Looking back at the Problem Reports and Solutions panel, there is one more action users should consider. Users should regularly clear their solutions and problem history - once problems have been solved, and then click the link in the upper left of the panel for "Check for new solutions." Checking for new solutions gathers up all recorded errors and sends them, without personally identifying information, to Microsoft engineers. Once a problem has been reported as few as five-hundred times, Microsoft engineers will begin to work on the problem and assist the device manufacturer, or independent software vendor as required. Periodically, solutions will be delivered to a user's computer and an alert will appear in the system tray offering access to newly discovered solutions - as reported by the automated Problem Reports and Solutions support mechanism.
See figure below

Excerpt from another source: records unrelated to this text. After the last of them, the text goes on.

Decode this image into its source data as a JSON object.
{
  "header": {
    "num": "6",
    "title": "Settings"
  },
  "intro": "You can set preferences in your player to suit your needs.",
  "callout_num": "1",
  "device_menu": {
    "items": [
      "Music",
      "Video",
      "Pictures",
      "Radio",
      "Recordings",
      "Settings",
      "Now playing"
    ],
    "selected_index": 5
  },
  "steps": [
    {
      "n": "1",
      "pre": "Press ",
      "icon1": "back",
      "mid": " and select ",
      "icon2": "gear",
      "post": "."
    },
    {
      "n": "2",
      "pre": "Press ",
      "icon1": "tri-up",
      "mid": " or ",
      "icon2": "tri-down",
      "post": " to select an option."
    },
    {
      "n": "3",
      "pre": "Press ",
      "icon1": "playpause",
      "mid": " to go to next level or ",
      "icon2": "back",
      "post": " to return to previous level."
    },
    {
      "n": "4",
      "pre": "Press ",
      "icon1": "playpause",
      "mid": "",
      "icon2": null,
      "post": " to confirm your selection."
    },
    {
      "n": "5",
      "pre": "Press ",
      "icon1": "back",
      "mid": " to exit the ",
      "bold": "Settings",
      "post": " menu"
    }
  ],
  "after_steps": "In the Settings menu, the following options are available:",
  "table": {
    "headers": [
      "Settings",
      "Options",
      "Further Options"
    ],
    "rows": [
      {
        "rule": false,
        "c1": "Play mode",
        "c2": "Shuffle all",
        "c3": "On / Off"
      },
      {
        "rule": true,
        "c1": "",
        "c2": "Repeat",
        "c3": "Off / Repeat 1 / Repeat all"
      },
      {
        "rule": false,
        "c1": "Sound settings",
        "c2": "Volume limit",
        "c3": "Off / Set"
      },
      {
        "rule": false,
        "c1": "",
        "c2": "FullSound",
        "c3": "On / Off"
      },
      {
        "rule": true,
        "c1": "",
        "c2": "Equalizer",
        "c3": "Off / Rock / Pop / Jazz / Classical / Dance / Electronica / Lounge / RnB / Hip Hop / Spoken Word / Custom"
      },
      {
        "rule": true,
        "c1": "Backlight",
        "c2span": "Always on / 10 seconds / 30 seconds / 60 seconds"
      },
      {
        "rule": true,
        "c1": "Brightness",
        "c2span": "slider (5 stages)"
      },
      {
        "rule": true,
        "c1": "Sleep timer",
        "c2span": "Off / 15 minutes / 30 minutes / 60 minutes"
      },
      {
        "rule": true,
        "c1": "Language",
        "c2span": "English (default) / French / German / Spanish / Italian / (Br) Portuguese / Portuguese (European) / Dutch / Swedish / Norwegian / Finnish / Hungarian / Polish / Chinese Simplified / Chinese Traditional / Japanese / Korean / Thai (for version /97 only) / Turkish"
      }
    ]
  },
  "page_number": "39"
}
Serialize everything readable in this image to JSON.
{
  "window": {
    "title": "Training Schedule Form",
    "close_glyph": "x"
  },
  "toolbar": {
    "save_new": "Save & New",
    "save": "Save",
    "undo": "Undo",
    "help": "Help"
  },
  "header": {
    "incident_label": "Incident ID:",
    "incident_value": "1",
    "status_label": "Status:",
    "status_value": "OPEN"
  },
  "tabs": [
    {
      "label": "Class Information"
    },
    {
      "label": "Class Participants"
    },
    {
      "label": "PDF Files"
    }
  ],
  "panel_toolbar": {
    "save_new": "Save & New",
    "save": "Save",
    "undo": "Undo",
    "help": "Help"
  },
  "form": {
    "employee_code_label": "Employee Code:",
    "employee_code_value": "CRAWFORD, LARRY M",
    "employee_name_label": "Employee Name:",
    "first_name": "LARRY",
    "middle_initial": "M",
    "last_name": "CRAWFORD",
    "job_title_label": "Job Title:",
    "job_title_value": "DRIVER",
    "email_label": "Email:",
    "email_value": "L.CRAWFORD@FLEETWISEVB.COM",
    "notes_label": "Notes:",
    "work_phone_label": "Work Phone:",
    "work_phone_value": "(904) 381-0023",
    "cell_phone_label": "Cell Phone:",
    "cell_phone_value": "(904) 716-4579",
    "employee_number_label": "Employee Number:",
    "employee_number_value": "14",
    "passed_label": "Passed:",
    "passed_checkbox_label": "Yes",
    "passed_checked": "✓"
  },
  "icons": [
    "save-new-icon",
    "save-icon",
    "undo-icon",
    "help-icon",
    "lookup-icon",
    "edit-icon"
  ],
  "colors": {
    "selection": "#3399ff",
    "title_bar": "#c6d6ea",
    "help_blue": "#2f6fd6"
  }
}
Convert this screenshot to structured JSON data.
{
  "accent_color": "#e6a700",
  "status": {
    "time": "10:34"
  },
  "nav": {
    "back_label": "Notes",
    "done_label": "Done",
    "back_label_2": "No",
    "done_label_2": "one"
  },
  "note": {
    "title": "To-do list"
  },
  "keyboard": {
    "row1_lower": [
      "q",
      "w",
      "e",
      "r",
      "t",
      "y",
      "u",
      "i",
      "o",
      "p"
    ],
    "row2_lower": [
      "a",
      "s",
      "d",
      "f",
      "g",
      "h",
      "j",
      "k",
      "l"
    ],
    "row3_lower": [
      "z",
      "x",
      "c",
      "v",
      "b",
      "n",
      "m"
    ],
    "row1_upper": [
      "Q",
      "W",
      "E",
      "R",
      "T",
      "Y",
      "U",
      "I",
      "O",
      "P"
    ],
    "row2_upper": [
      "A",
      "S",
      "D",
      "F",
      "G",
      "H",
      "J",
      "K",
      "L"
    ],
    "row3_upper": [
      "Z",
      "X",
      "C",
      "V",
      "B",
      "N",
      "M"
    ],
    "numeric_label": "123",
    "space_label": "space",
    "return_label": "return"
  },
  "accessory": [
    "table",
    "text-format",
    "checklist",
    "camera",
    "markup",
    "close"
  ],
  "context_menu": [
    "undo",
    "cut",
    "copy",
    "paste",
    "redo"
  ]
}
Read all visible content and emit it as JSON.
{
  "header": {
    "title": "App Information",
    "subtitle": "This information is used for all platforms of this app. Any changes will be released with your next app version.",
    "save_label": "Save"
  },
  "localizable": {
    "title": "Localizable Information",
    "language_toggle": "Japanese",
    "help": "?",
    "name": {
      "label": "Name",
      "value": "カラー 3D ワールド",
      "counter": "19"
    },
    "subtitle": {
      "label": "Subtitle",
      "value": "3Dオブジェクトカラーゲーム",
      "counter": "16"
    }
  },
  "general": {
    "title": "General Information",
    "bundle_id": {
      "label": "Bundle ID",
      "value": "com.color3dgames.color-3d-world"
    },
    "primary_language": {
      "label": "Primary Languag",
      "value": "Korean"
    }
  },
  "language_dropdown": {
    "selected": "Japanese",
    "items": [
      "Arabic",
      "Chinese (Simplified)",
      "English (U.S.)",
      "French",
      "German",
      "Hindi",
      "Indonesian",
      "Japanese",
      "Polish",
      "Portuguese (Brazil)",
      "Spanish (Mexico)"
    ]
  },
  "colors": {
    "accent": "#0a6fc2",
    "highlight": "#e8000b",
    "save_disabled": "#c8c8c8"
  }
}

There is a lot more to the automated problem and error reporting system working under the hood in Windows Vista than is immediately evident and a lot more information than is apparent to users is available - if they dig a bit deeper. Microsoft could be clearer about how end users can access this information and I recommend BETA testers of the next version of Windows request that a comprehensive Problem Reports and Solutions Center be expanded to present and make clearer, all of the steps involved in discovering fault related information. While the classic view of the Control Panel in Windows Vista already has an icon for Problem Reports and Solutions, not all of its options are as apparent as they could be. For more seasoned Windows Vista users and certainly for trained IT/MIS professionals, Windows has always provided a wealth of error reporting information - it's just easier to access and make use of in Windows Vista. Enterprise network and systems engineers have been accessing this information for years and as such, they have been running very stable Windows computers for a long time. Windows Vista begins to leverage this data and make it available to all users of all types.